** Available data **
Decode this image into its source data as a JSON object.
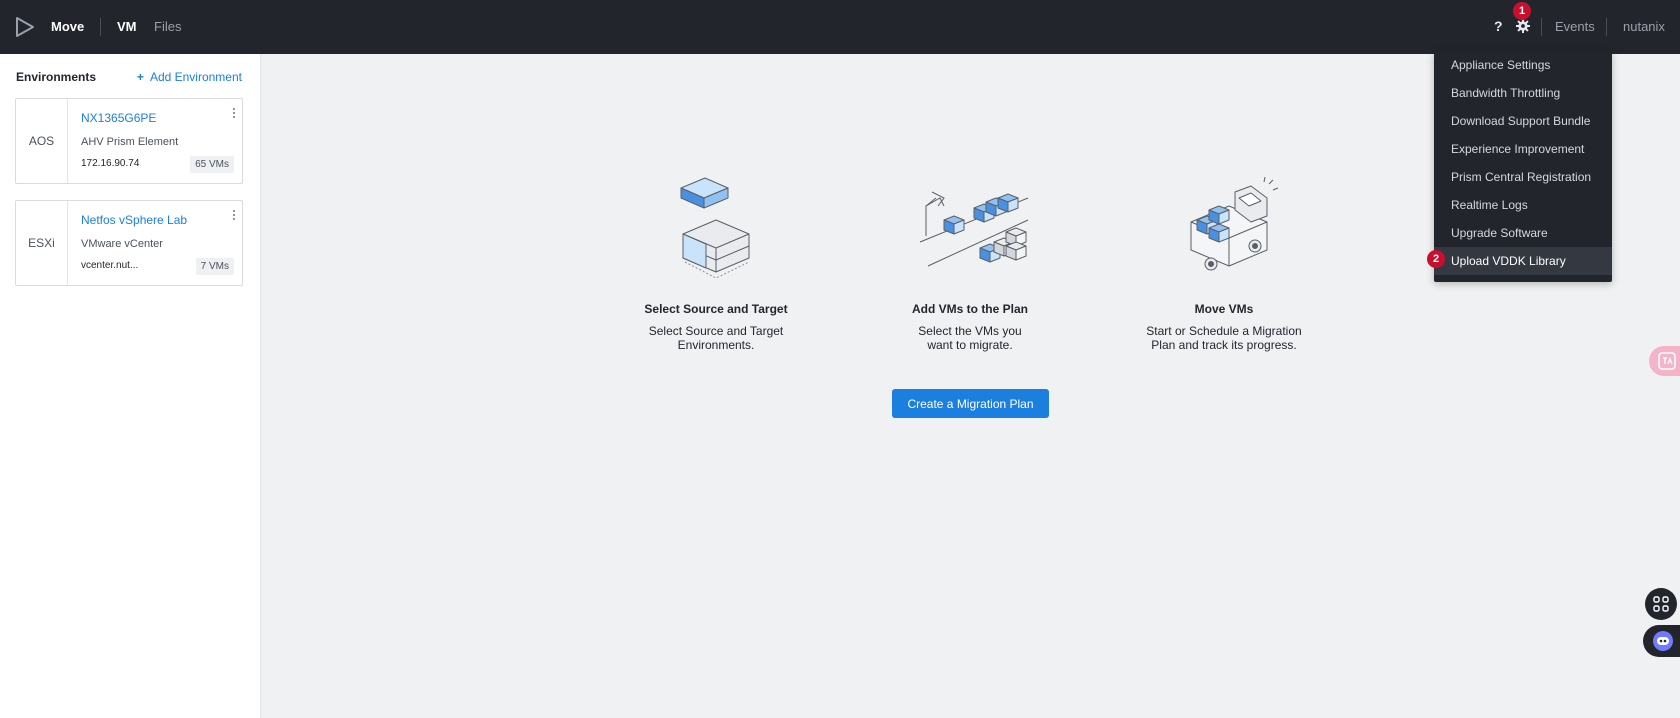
{
  "topbar": {
    "app_name": "Move",
    "nav": [
      "VM",
      "Files"
    ],
    "help_label": "?",
    "settings_badge": "1",
    "events_label": "Events",
    "user_label": "nutanix"
  },
  "sidebar": {
    "title": "Environments",
    "add_plus": "+",
    "add_label": "Add Environment",
    "environments": [
      {
        "type": "AOS",
        "name": "NX1365G6PE",
        "subtype": "AHV Prism Element",
        "address": "172.16.90.74",
        "vm_count": "65 VMs"
      },
      {
        "type": "ESXi",
        "name": "Netfos vSphere Lab",
        "subtype": "VMware vCenter",
        "address": "vcenter.nut...",
        "vm_count": "7 VMs"
      }
    ]
  },
  "steps": [
    {
      "title": "Select Source and Target",
      "desc_1": "Select Source and Target",
      "desc_2": "Environments."
    },
    {
      "title": "Add VMs to the Plan",
      "desc_1": "Select the VMs you",
      "desc_2": "want to migrate."
    },
    {
      "title": "Move VMs",
      "desc_1": "Start or Schedule a Migration",
      "desc_2": "Plan and track its progress."
    }
  ],
  "cta_label": "Create a Migration Plan",
  "settings_menu": {
    "items": [
      "Appliance Settings",
      "Bandwidth Throttling",
      "Download Support Bundle",
      "Experience Improvement",
      "Prism Central Registration",
      "Realtime Logs",
      "Upgrade Software",
      "Upload VDDK Library"
    ],
    "highlight_badge": "2"
  },
  "colors": {
    "topbar": "#22252b",
    "accent": "#1b7fe0",
    "badge": "#c8102e"
  },
  "icons": [
    "move-logo-icon",
    "gear-icon",
    "kebab-icon",
    "translate-icon",
    "apps-icon",
    "assistant-icon"
  ]
}
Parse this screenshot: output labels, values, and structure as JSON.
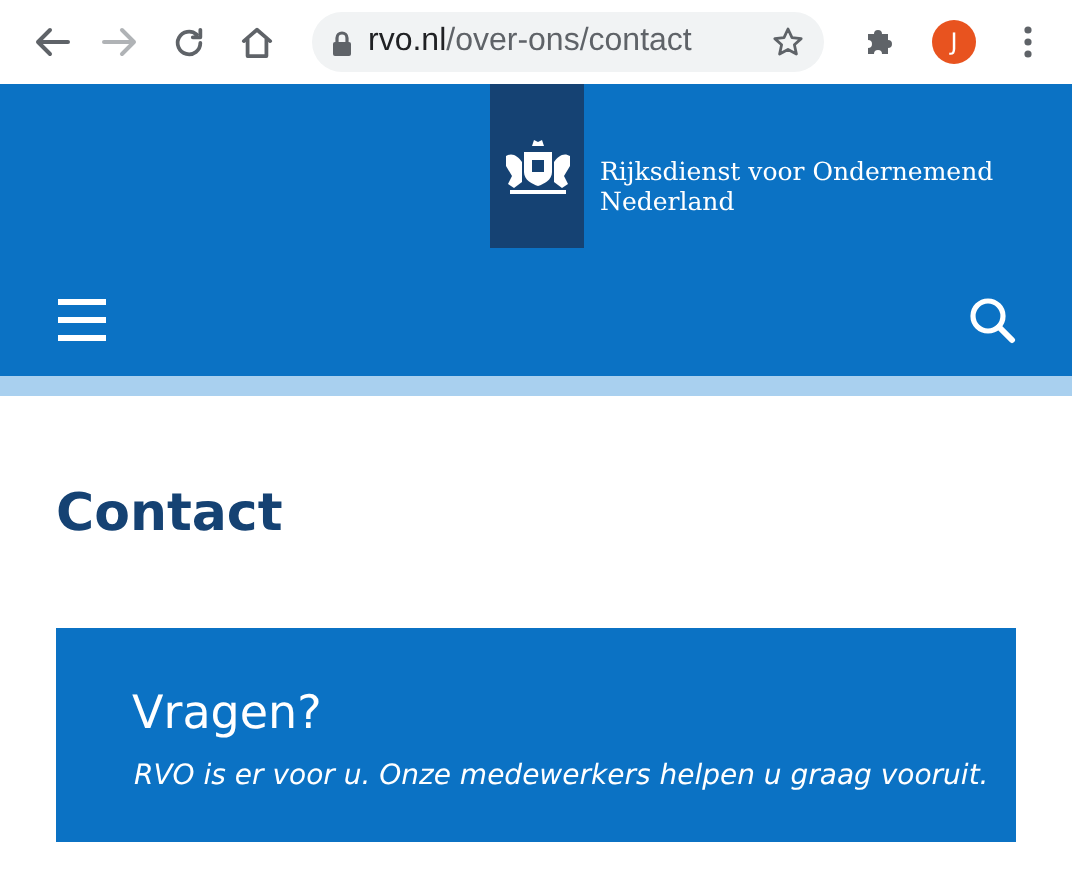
{
  "browser": {
    "url_host": "rvo.nl",
    "url_path": "/over-ons/contact",
    "profile_initial": "J"
  },
  "header": {
    "org_name": "Rijksdienst voor Ondernemend\nNederland"
  },
  "page": {
    "title": "Contact",
    "callout": {
      "heading": "Vragen?",
      "text": "RVO is er voor u. Onze medewerkers helpen u graag vooruit."
    }
  }
}
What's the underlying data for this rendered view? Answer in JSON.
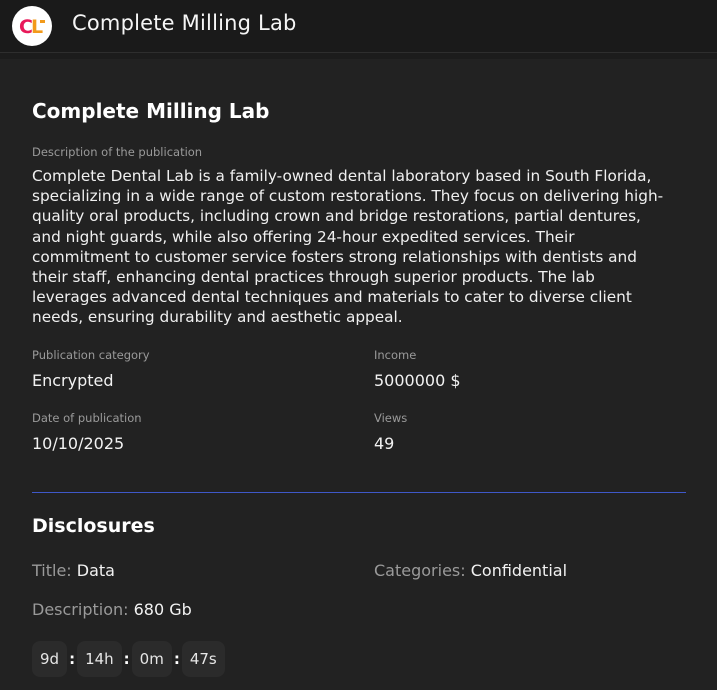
{
  "header": {
    "app_title": "Complete Milling Lab",
    "logo_text": "CL"
  },
  "publication": {
    "title": "Complete Milling Lab",
    "description_label": "Description of the publication",
    "description": "Complete Dental Lab is a family-owned dental laboratory based in South Florida, specializing in a wide range of custom restorations. They focus on delivering high-quality oral products, including crown and bridge restorations, partial dentures, and night guards, while also offering 24-hour expedited services. Their commitment to customer service fosters strong relationships with dentists and their staff, enhancing dental practices through superior products. The lab leverages advanced dental techniques and materials to cater to diverse client needs, ensuring durability and aesthetic appeal.",
    "category_label": "Publication category",
    "category": "Encrypted",
    "income_label": "Income",
    "income": "5000000 $",
    "date_label": "Date of publication",
    "date": "10/10/2025",
    "views_label": "Views",
    "views": "49"
  },
  "disclosures": {
    "heading": "Disclosures",
    "title_label": "Title:",
    "title_value": "Data",
    "categories_label": "Categories:",
    "categories_value": "Confidential",
    "description_label": "Description:",
    "description_value": "680 Gb"
  },
  "timer": {
    "days": "9d",
    "hours": "14h",
    "minutes": "0m",
    "seconds": "47s",
    "separator": ":"
  },
  "colors": {
    "background": "#1c1c1c",
    "card": "#222222",
    "divider": "#3f58c9",
    "logo_accent": "#e8195a"
  }
}
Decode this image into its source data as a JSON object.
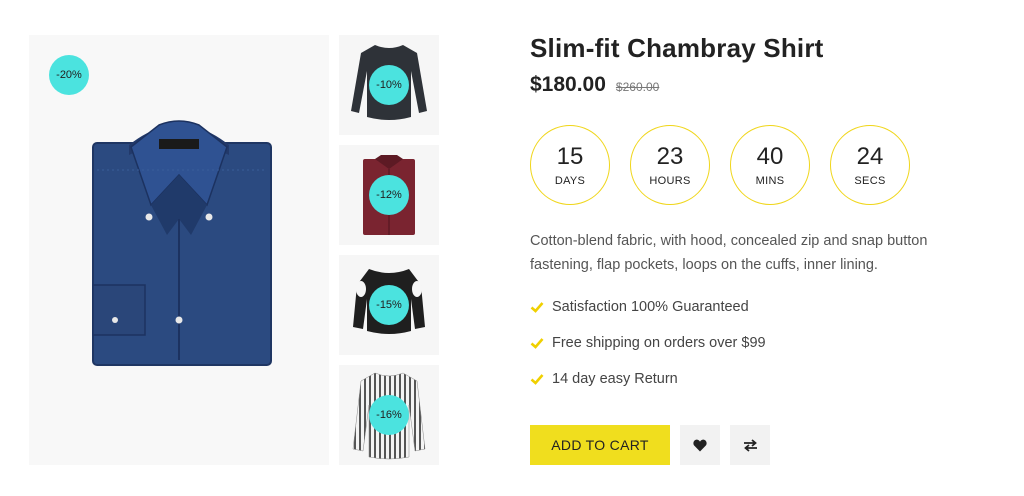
{
  "gallery": {
    "main_badge": "-20%",
    "thumbnails": [
      {
        "badge": "-10%",
        "icon": "black-blouse"
      },
      {
        "badge": "-12%",
        "icon": "burgundy-shirt"
      },
      {
        "badge": "-15%",
        "icon": "black-cold-shoulder-top"
      },
      {
        "badge": "-16%",
        "icon": "striped-shirt"
      }
    ]
  },
  "product": {
    "title": "Slim-fit Chambray Shirt",
    "price": "$180.00",
    "old_price": "$260.00",
    "description": "Cotton-blend fabric, with hood, concealed zip and snap button fastening, flap pockets, loops on the cuffs, inner lining."
  },
  "countdown": [
    {
      "value": "15",
      "label": "DAYS"
    },
    {
      "value": "23",
      "label": "HOURS"
    },
    {
      "value": "40",
      "label": "MINS"
    },
    {
      "value": "24",
      "label": "SECS"
    }
  ],
  "features": [
    "Satisfaction 100% Guaranteed",
    "Free shipping on orders over $99",
    "14 day easy Return"
  ],
  "actions": {
    "add_to_cart": "ADD TO CART",
    "wishlist_icon": "heart-icon",
    "compare_icon": "compare-arrows-icon"
  },
  "colors": {
    "badge": "#4be3df",
    "accent": "#f0de1e",
    "countdown_border": "#f0d61a",
    "check": "#f0d000"
  }
}
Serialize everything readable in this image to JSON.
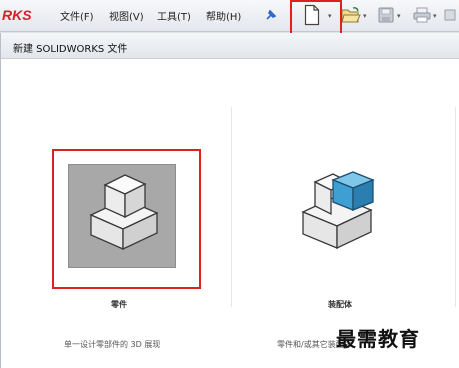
{
  "app": {
    "logo_text": "RKS"
  },
  "menu": [
    {
      "label": "文件(F)"
    },
    {
      "label": "视图(V)"
    },
    {
      "label": "工具(T)"
    },
    {
      "label": "帮助(H)"
    }
  ],
  "toolbar": {
    "icons": [
      "pin-icon",
      "new-document-icon",
      "open-folder-icon",
      "save-icon",
      "print-icon"
    ]
  },
  "dialog": {
    "title": "新建 SOLIDWORKS 文件",
    "templates": [
      {
        "label": "零件",
        "description": "单一设计零部件的 3D 展现"
      },
      {
        "label": "装配体",
        "description": "零件和/或其它装配体"
      }
    ]
  },
  "watermark": {
    "text": "最需教育"
  },
  "colors": {
    "highlight": "#e02020",
    "selected_tile": "#a8a8a8",
    "logo": "#d2232a"
  }
}
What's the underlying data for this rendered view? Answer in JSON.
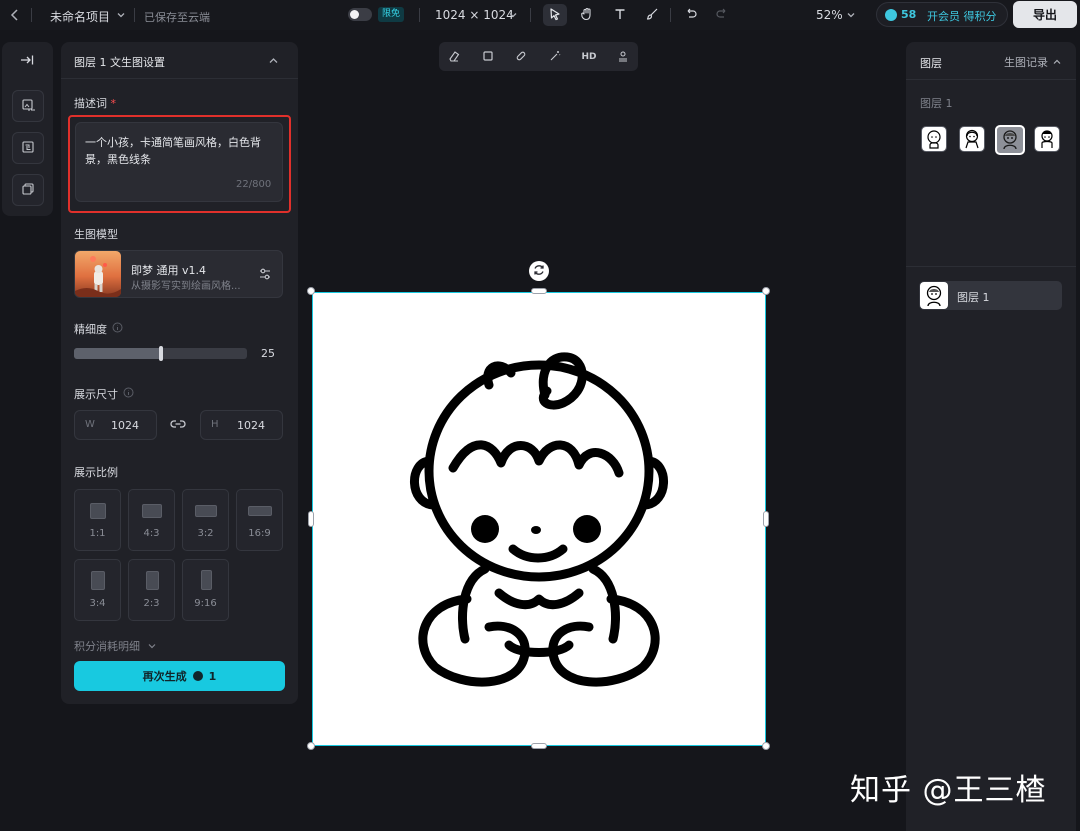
{
  "topbar": {
    "project_name": "未命名项目",
    "save_status": "已保存至云端",
    "free_badge": "限免",
    "canvas_size": "1024 × 1024",
    "zoom": "52%",
    "credits": "58",
    "vip_label": "开会员 得积分",
    "export_label": "导出"
  },
  "left_panel": {
    "title": "图层 1 文生图设置",
    "prompt_label": "描述词",
    "prompt_text": "一个小孩，卡通简笔画风格，白色背景，黑色线条",
    "prompt_count": "22/800",
    "model_label": "生图模型",
    "model_name": "即梦 通用 v1.4",
    "model_desc": "从摄影写实到绘画风格...",
    "detail_label": "精细度",
    "detail_value": 25,
    "detail_value_text": "25",
    "detail_max": 50,
    "size_label": "展示尺寸",
    "width_prefix": "W",
    "width_value": "1024",
    "height_prefix": "H",
    "height_value": "1024",
    "ratio_label": "展示比例",
    "ratios": [
      "1:1",
      "4:3",
      "3:2",
      "16:9",
      "3:4",
      "2:3",
      "9:16"
    ],
    "cost_label": "积分消耗明细",
    "generate_label": "再次生成",
    "generate_cost": "1"
  },
  "canvas_toolbar": {
    "hd_label": "HD"
  },
  "right_panel": {
    "title": "图层",
    "history_label": "生图记录",
    "layer_group_label": "图层 1",
    "layer_item_label": "图层 1"
  },
  "watermark": "知乎 @王三楂",
  "colors": {
    "accent": "#18c9e0",
    "highlight_frame": "#e0302b",
    "background": "#15161b",
    "panel": "#202127"
  }
}
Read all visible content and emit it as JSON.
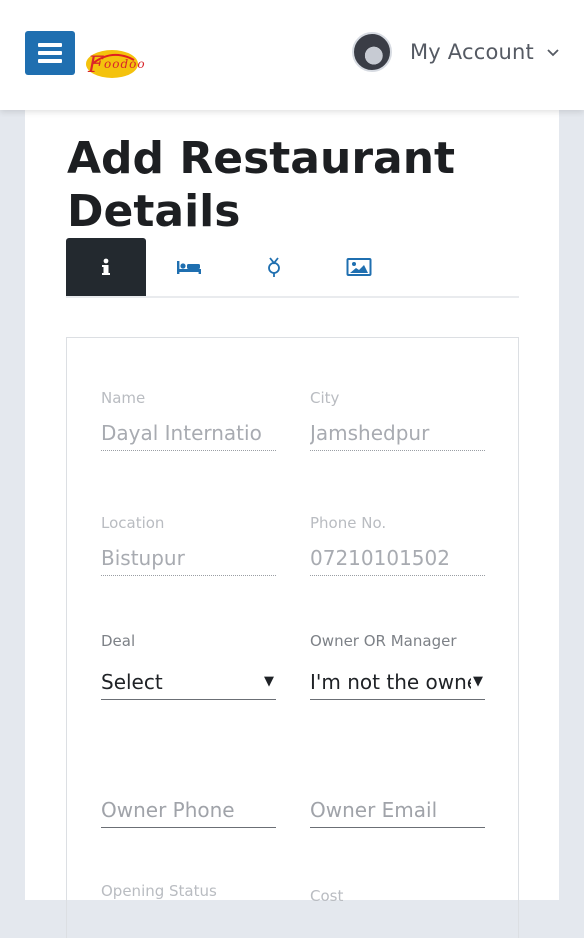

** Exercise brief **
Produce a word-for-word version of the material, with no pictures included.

** Exercise answer **
Decode this image into its source data as a JSON object.
{
  "topbar": {
    "app_name": "Move",
    "nav": [
      "VM",
      "Files"
    ],
    "help_label": "?",
    "settings_badge": "1",
    "events_label": "Events",
    "user_label": "nutanix"
  },
  "sidebar": {
    "title": "Environments",
    "add_plus": "+",
    "add_label": "Add Environment",
    "environments": [
      {
        "type": "AOS",
        "name": "NX1365G6PE",
        "subtype": "AHV Prism Element",
        "address": "172.16.90.74",
        "vm_count": "65 VMs"
      },
      {
        "type": "ESXi",
        "name": "Netfos vSphere Lab",
        "subtype": "VMware vCenter",
        "address": "vcenter.nut...",
        "vm_count": "7 VMs"
      }
    ]
  },
  "steps": [
    {
      "title": "Select Source and Target",
      "desc_1": "Select Source and Target",
      "desc_2": "Environments."
    },
    {
      "title": "Add VMs to the Plan",
      "desc_1": "Select the VMs you",
      "desc_2": "want to migrate."
    },
    {
      "title": "Move VMs",
      "desc_1": "Start or Schedule a Migration",
      "desc_2": "Plan and track its progress."
    }
  ],
  "cta_label": "Create a Migration Plan",
  "settings_menu": {
    "items": [
      "Appliance Settings",
      "Bandwidth Throttling",
      "Download Support Bundle",
      "Experience Improvement",
      "Prism Central Registration",
      "Realtime Logs",
      "Upgrade Software",
      "Upload VDDK Library"
    ],
    "highlight_badge": "2"
  },
  "colors": {
    "topbar": "#22252b",
    "accent": "#1b7fe0",
    "badge": "#c8102e"
  },
  "icons": [
    "move-logo-icon",
    "gear-icon",
    "kebab-icon",
    "translate-icon",
    "apps-icon",
    "assistant-icon"
  ]
}
Parse this screenshot: output labels, values, and structure as JSON.
{
  "browser": {
    "url_host": "rvo.nl",
    "url_path": "/over-ons/contact",
    "profile_initial": "J"
  },
  "header": {
    "org_name": "Rijksdienst voor Ondernemend\nNederland"
  },
  "page": {
    "title": "Contact",
    "callout": {
      "heading": "Vragen?",
      "text": "RVO is er voor u. Onze medewerkers helpen u graag vooruit."
    }
  }
}
What's the underlying data for this rendered view? Answer in JSON.
{
  "header": {
    "app_title": "Complete Milling Lab",
    "logo_text": "CL"
  },
  "publication": {
    "title": "Complete Milling Lab",
    "description_label": "Description of the publication",
    "description": "Complete Dental Lab is a family-owned dental laboratory based in South Florida, specializing in a wide range of custom restorations. They focus on delivering high-quality oral products, including crown and bridge restorations, partial dentures, and night guards, while also offering 24-hour expedited services. Their commitment to customer service fosters strong relationships with dentists and their staff, enhancing dental practices through superior products. The lab leverages advanced dental techniques and materials to cater to diverse client needs, ensuring durability and aesthetic appeal.",
    "category_label": "Publication category",
    "category": "Encrypted",
    "income_label": "Income",
    "income": "5000000 $",
    "date_label": "Date of publication",
    "date": "10/10/2025",
    "views_label": "Views",
    "views": "49"
  },
  "disclosures": {
    "heading": "Disclosures",
    "title_label": "Title:",
    "title_value": "Data",
    "categories_label": "Categories:",
    "categories_value": "Confidential",
    "description_label": "Description:",
    "description_value": "680 Gb"
  },
  "timer": {
    "days": "9d",
    "hours": "14h",
    "minutes": "0m",
    "seconds": "47s",
    "separator": ":"
  },
  "colors": {
    "background": "#1c1c1c",
    "card": "#222222",
    "divider": "#3f58c9",
    "logo_accent": "#e8195a"
  }
}
Decode this image into its source data as a JSON object.
{
  "gallery": {
    "main_badge": "-20%",
    "thumbnails": [
      {
        "badge": "-10%",
        "icon": "black-blouse"
      },
      {
        "badge": "-12%",
        "icon": "burgundy-shirt"
      },
      {
        "badge": "-15%",
        "icon": "black-cold-shoulder-top"
      },
      {
        "badge": "-16%",
        "icon": "striped-shirt"
      }
    ]
  },
  "product": {
    "title": "Slim-fit Chambray Shirt",
    "price": "$180.00",
    "old_price": "$260.00",
    "description": "Cotton-blend fabric, with hood, concealed zip and snap button fastening, flap pockets, loops on the cuffs, inner lining."
  },
  "countdown": [
    {
      "value": "15",
      "label": "DAYS"
    },
    {
      "value": "23",
      "label": "HOURS"
    },
    {
      "value": "40",
      "label": "MINS"
    },
    {
      "value": "24",
      "label": "SECS"
    }
  ],
  "features": [
    "Satisfaction 100% Guaranteed",
    "Free shipping on orders over $99",
    "14 day easy Return"
  ],
  "actions": {
    "add_to_cart": "ADD TO CART",
    "wishlist_icon": "heart-icon",
    "compare_icon": "compare-arrows-icon"
  },
  "colors": {
    "badge": "#4be3df",
    "accent": "#f0de1e",
    "countdown_border": "#f0d61a",
    "check": "#f0d000"
  }
}
Serialize everything readable in this image to JSON.
{
  "app": {
    "logo_text": "RKS"
  },
  "menu": [
    {
      "label": "文件(F)"
    },
    {
      "label": "视图(V)"
    },
    {
      "label": "工具(T)"
    },
    {
      "label": "帮助(H)"
    }
  ],
  "toolbar": {
    "icons": [
      "pin-icon",
      "new-document-icon",
      "open-folder-icon",
      "save-icon",
      "print-icon"
    ]
  },
  "dialog": {
    "title": "新建 SOLIDWORKS 文件",
    "templates": [
      {
        "label": "零件",
        "description": "单一设计零部件的 3D 展现"
      },
      {
        "label": "装配体",
        "description": "零件和/或其它装配体"
      }
    ]
  },
  "watermark": {
    "text": "最需教育"
  },
  "colors": {
    "highlight": "#e02020",
    "selected_tile": "#a8a8a8",
    "logo": "#d2232a"
  }
}
What's the underlying data for this rendered view? Answer in JSON.
{
  "topbar": {
    "project_name": "未命名项目",
    "save_status": "已保存至云端",
    "free_badge": "限免",
    "canvas_size": "1024 × 1024",
    "zoom": "52%",
    "credits": "58",
    "vip_label": "开会员 得积分",
    "export_label": "导出"
  },
  "left_panel": {
    "title": "图层 1 文生图设置",
    "prompt_label": "描述词",
    "prompt_text": "一个小孩，卡通简笔画风格，白色背景，黑色线条",
    "prompt_count": "22/800",
    "model_label": "生图模型",
    "model_name": "即梦 通用 v1.4",
    "model_desc": "从摄影写实到绘画风格...",
    "detail_label": "精细度",
    "detail_value": 25,
    "detail_value_text": "25",
    "detail_max": 50,
    "size_label": "展示尺寸",
    "width_prefix": "W",
    "width_value": "1024",
    "height_prefix": "H",
    "height_value": "1024",
    "ratio_label": "展示比例",
    "ratios": [
      "1:1",
      "4:3",
      "3:2",
      "16:9",
      "3:4",
      "2:3",
      "9:16"
    ],
    "cost_label": "积分消耗明细",
    "generate_label": "再次生成",
    "generate_cost": "1"
  },
  "canvas_toolbar": {
    "hd_label": "HD"
  },
  "right_panel": {
    "title": "图层",
    "history_label": "生图记录",
    "layer_group_label": "图层 1",
    "layer_item_label": "图层 1"
  },
  "watermark": "知乎 @王三楂",
  "colors": {
    "accent": "#18c9e0",
    "highlight_frame": "#e0302b",
    "background": "#15161b",
    "panel": "#202127"
  }
}
Read all visible content and emit it as JSON.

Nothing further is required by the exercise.